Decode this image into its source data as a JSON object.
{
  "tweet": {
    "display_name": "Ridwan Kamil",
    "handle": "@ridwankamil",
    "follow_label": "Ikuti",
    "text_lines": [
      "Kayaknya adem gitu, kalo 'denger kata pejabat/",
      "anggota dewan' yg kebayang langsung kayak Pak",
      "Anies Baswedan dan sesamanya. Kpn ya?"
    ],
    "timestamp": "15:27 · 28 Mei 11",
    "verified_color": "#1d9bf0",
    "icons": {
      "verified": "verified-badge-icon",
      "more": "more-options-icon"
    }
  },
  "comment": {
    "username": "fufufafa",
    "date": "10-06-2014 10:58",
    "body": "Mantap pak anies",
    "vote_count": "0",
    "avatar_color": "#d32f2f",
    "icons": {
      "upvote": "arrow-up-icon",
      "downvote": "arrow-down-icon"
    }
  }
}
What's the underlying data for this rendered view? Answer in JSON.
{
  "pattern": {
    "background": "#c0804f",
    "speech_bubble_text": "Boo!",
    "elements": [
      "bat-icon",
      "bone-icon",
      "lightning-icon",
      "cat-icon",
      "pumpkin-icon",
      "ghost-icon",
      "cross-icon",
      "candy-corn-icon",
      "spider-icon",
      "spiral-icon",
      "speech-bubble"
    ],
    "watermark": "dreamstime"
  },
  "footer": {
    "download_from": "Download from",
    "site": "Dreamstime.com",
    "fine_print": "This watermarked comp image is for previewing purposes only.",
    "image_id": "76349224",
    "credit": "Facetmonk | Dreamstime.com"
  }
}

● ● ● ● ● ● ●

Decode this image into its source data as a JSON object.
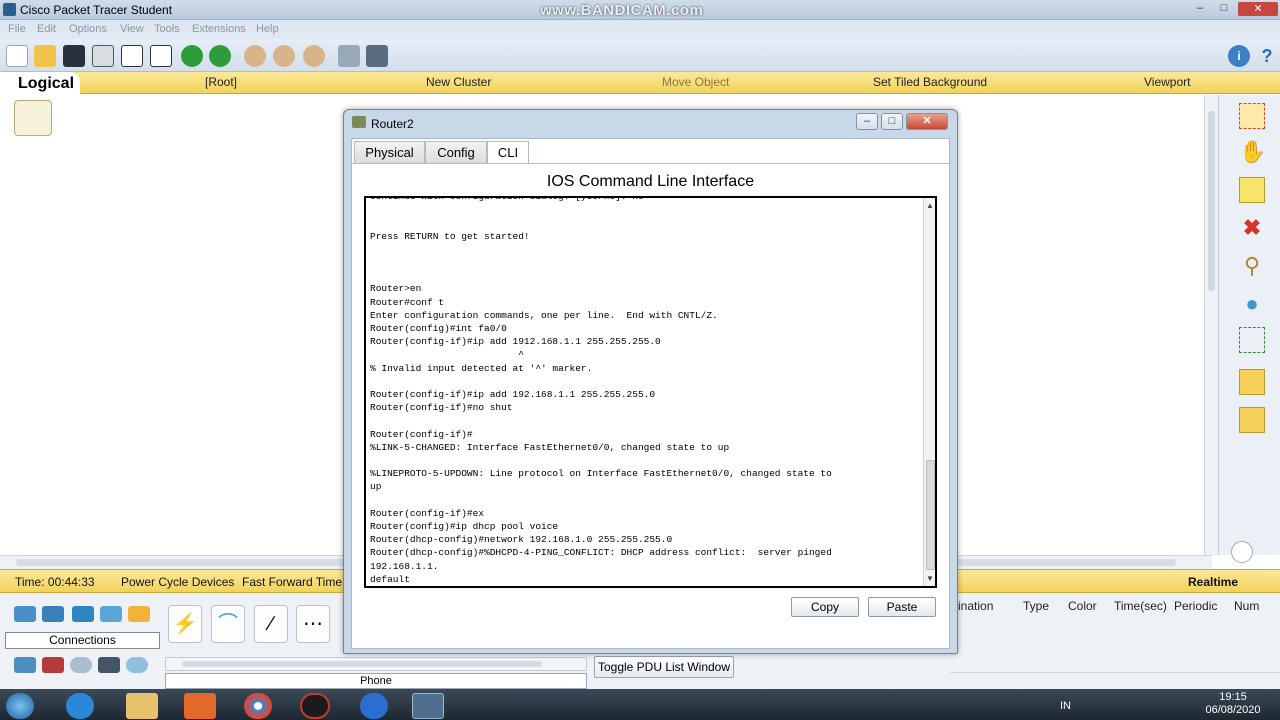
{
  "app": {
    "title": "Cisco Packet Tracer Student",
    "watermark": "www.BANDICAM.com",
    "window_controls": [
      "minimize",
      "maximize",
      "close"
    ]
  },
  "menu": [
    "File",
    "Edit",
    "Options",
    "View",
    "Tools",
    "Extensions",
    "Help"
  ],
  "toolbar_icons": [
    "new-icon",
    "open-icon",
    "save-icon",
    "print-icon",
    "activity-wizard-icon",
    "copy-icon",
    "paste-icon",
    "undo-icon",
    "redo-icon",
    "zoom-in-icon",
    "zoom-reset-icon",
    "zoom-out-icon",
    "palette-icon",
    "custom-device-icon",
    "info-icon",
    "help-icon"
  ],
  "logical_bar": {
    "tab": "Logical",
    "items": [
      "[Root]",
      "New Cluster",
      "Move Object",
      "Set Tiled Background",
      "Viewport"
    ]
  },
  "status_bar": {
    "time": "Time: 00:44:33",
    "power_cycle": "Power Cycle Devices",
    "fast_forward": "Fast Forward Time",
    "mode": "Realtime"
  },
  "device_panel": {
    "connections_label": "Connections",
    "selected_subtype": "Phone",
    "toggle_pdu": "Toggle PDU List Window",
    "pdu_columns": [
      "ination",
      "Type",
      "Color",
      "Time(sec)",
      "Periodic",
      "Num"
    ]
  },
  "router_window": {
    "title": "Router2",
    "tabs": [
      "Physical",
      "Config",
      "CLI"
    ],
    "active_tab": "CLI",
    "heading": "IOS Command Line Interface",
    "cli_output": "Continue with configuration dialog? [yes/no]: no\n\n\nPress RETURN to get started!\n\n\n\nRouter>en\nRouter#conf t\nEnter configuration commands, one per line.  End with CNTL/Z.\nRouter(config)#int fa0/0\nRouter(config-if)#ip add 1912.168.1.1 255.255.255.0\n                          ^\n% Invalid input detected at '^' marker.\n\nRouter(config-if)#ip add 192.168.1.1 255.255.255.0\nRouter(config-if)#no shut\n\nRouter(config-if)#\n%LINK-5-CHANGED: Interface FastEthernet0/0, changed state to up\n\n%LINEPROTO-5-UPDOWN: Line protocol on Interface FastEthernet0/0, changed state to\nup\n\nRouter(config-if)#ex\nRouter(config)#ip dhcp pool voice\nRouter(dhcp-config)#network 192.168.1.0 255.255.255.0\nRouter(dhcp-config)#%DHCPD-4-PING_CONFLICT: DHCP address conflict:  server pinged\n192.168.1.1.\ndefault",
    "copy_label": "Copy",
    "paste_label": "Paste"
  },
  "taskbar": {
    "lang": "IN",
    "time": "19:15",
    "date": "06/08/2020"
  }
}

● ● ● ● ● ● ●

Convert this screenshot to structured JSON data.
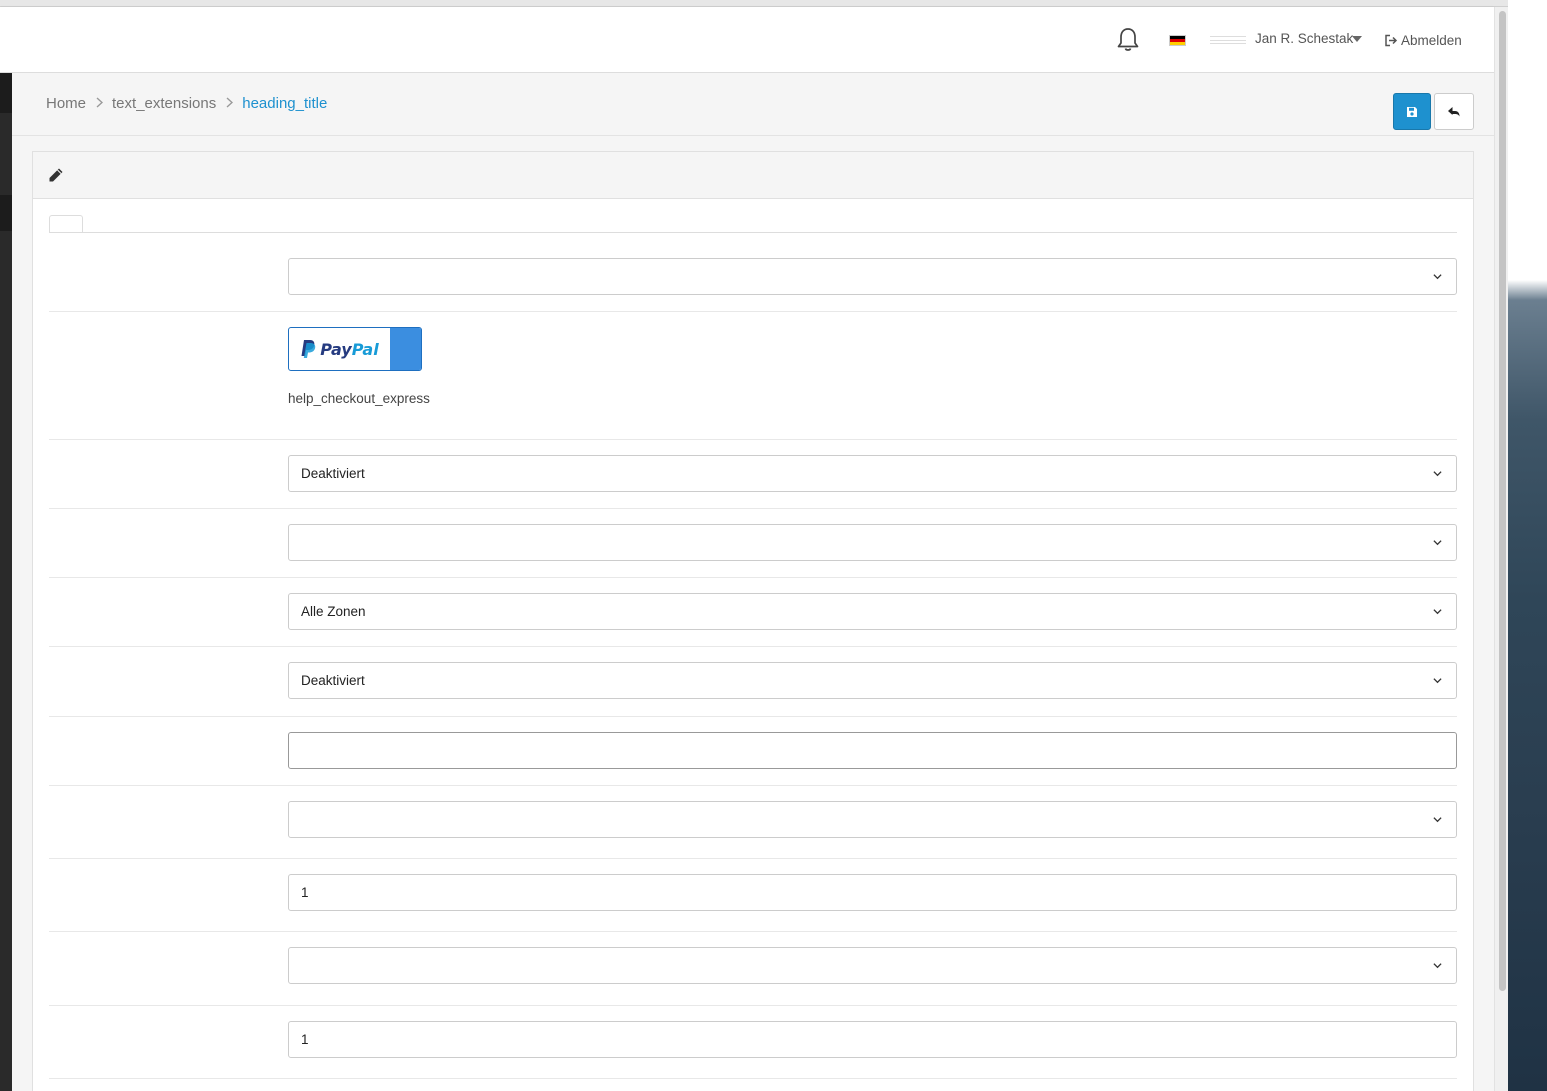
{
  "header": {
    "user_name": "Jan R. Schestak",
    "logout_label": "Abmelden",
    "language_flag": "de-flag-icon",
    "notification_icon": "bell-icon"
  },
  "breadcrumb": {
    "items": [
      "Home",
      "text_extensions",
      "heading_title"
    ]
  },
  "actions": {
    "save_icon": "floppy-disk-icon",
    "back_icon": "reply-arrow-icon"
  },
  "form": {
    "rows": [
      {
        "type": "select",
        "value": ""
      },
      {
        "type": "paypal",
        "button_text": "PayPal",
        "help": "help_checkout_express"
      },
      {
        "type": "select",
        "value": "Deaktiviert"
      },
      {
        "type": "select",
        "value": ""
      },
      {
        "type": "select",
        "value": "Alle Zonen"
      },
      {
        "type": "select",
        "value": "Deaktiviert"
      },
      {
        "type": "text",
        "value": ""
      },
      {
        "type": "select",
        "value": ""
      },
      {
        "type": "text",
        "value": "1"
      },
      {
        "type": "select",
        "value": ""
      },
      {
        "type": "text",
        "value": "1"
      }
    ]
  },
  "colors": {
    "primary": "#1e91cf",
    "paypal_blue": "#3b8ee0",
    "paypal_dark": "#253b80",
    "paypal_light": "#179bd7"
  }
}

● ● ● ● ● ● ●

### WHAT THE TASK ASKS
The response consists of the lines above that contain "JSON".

### SOLVED EXERCISE
Decode this image into its source data as a JSON object.
What's the underlying data for this rendered view? Answer in JSON.
Decode this image into its source data as a JSON object.
Convert this screenshot to structured JSON data.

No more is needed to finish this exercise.